Lavrov-Blinken Talks on Ukraine Crisis at G-20

Russian Foreign Minister Sergey Lavrov and U.S. Secretary of State Antony Blinken met briefly on Thursday in New Delhi, marking the highest-level in-person talks between the two nations in recent times including talks on Ukraine. However, tensions between the two countries remained unresolved.

The meeting took place on the sidelines of the G-20 conference of foreign ministers, where the ongoing war in Ukraine was the main topic of discussion. Despite several rounds of talks, the G-20 failed to reach a consensus on the issue.

During his address, Blinken called on Russia to end its “war of aggression” in Ukraine and urged Moscow to return to participation in the New START nuclear treaty. He also appealed to the Russian government to release detained American citizen Paul Whelan.

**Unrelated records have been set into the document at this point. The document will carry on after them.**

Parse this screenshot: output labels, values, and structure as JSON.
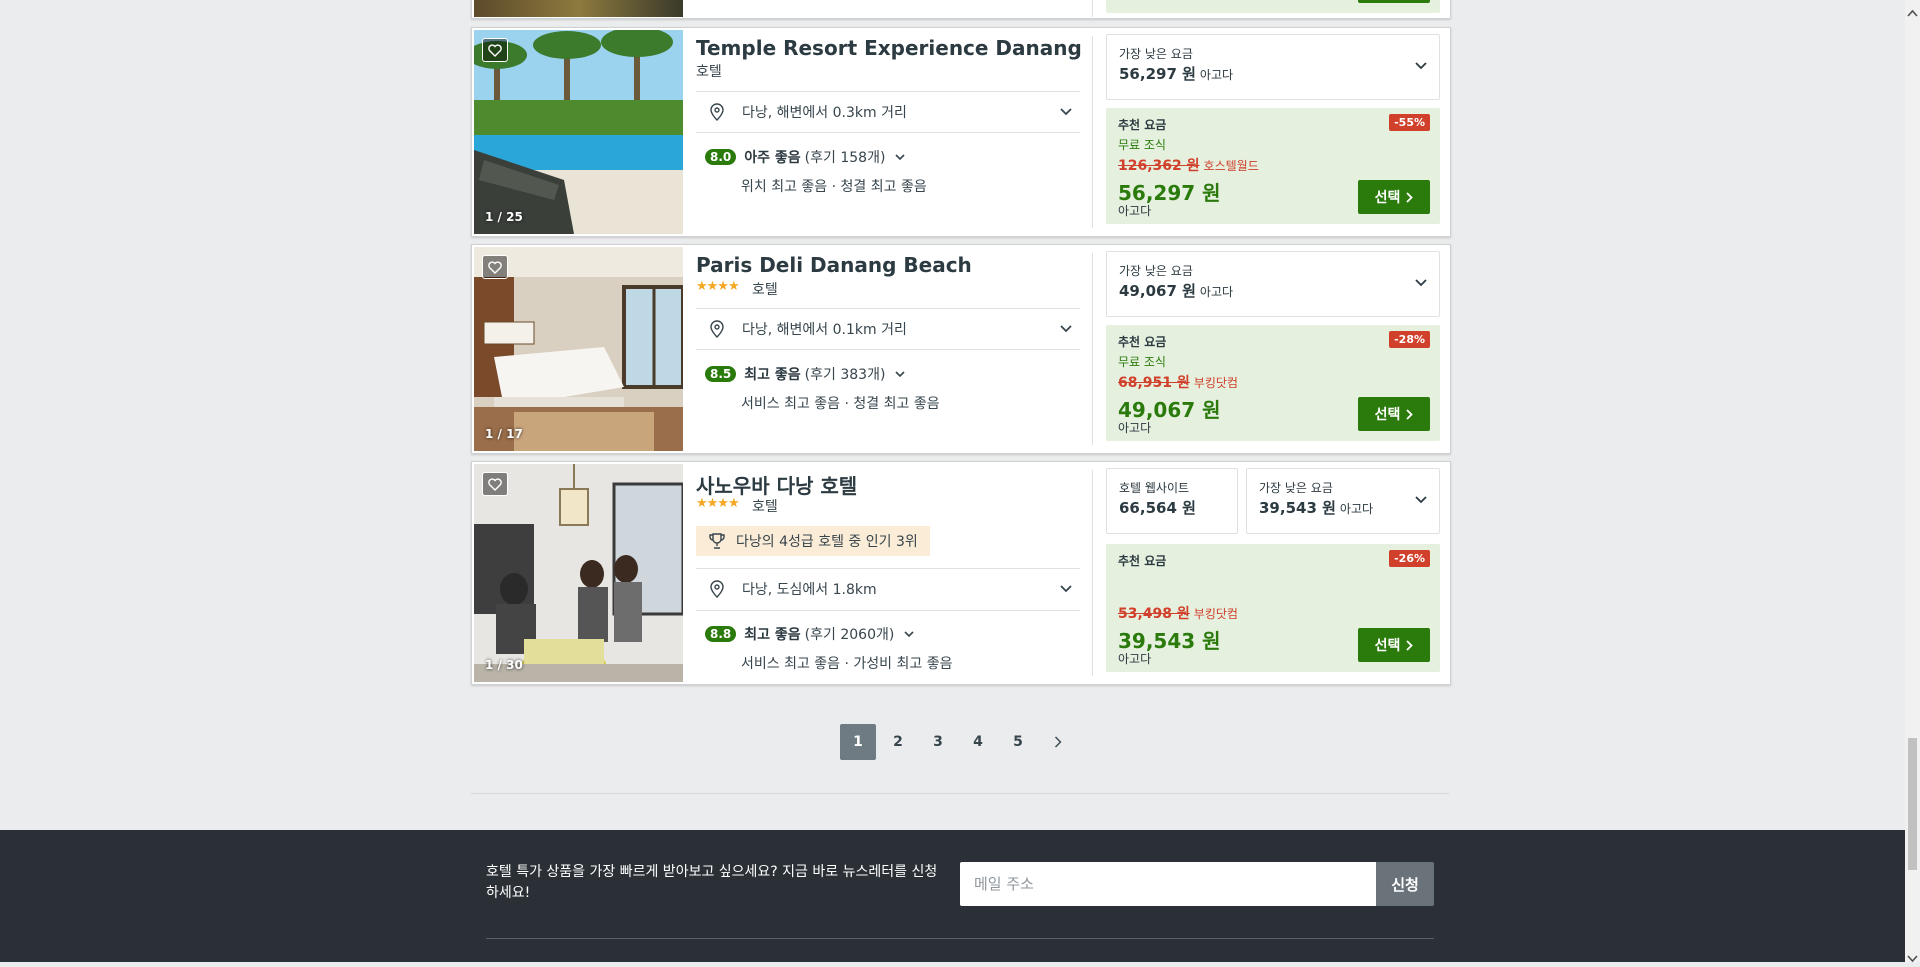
{
  "hotels": [
    {
      "name": "Temple Resort Experience Danang",
      "stars": "",
      "type": "호텔",
      "photo_counter": "1 / 25",
      "location": "다낭, 해변에서 0.3km 거리",
      "score": "8.0",
      "rating_label": "아주 좋음",
      "reviews": "(후기 158개)",
      "highlights": "위치 최고 좋음 · 청결 최고 좋음",
      "lowest_label": "가장 낮은 요금",
      "lowest_price": "56,297 원",
      "lowest_provider": "아고다",
      "rec_label": "추천 요금",
      "discount": "-55%",
      "feature": "무료 조식",
      "old_price": "126,362 원",
      "old_provider": "호스텔월드",
      "price": "56,297 원",
      "provider": "아고다",
      "select": "선택"
    },
    {
      "name": "Paris Deli Danang Beach",
      "stars": "★★★★",
      "type": "호텔",
      "photo_counter": "1 / 17",
      "location": "다낭, 해변에서 0.1km 거리",
      "score": "8.5",
      "rating_label": "최고 좋음",
      "reviews": "(후기 383개)",
      "highlights": "서비스 최고 좋음 · 청결 최고 좋음",
      "lowest_label": "가장 낮은 요금",
      "lowest_price": "49,067 원",
      "lowest_provider": "아고다",
      "rec_label": "추천 요금",
      "discount": "-28%",
      "feature": "무료 조식",
      "old_price": "68,951 원",
      "old_provider": "부킹닷컴",
      "price": "49,067 원",
      "provider": "아고다",
      "select": "선택"
    },
    {
      "name": "사노우바 다낭 호텔",
      "stars": "★★★★",
      "type": "호텔",
      "photo_counter": "1 / 30",
      "popular": "다낭의 4성급 호텔 중 인기 3위",
      "location": "다낭, 도심에서 1.8km",
      "score": "8.8",
      "rating_label": "최고 좋음",
      "reviews": "(후기 2060개)",
      "highlights": "서비스 최고 좋음 · 가성비 최고 좋음",
      "website_label": "호텔 웹사이트",
      "website_price": "66,564 원",
      "lowest_label": "가장 낮은 요금",
      "lowest_price": "39,543 원",
      "lowest_provider": "아고다",
      "rec_label": "추천 요금",
      "discount": "-26%",
      "old_price": "53,498 원",
      "old_provider": "부킹닷컴",
      "price": "39,543 원",
      "provider": "아고다",
      "select": "선택"
    }
  ],
  "pagination": {
    "pages": [
      "1",
      "2",
      "3",
      "4",
      "5"
    ],
    "current": "1"
  },
  "newsletter": {
    "text": "호텔 특가 상품을 가장 빠르게 받아보고 싶으세요? 지금 바로 뉴스레터를 신청하세요!",
    "placeholder": "메일 주소",
    "button": "신청"
  },
  "colors": {
    "green": "#2b7b0c",
    "discount_red": "#d0402b",
    "footer": "#2b3036"
  }
}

Lavrov, on the other hand, dismissed Western claims of Russia’s isolation and instead blamed the West for isolating itself. He did not address Blinken’s specific concerns but instead highlighted the importance of building trust and cooperation between the two nations.

The meeting between the two officials comes at a time of strained relations between Russia and the United States. The U.S. has imposed several rounds of sanctions on Russia in recent years, citing human rights abuses, election interference, and cyberattacks.

The war in Ukraine, which began in 2014, has also been a major point of contention between the two nations. Russia has been accused of providing military support to separatist rebels in eastern Ukraine, a charge that Moscow denies.

The New START nuclear treaty, which was signed in 2010, limits the number of deployed nuclear warheads and delivery systems that the U.S. and Russia can possess. The treaty is set to expire in 2026, and there have been concerns about its renewal.

The brief meeting between Lavrov and Blinken did not result in any major breakthroughs, but it was seen as a small step towards easing tensions between the two nations. However, it remains to be seen whether the two sides will be able to make any significant progress in resolving their differences in the near future.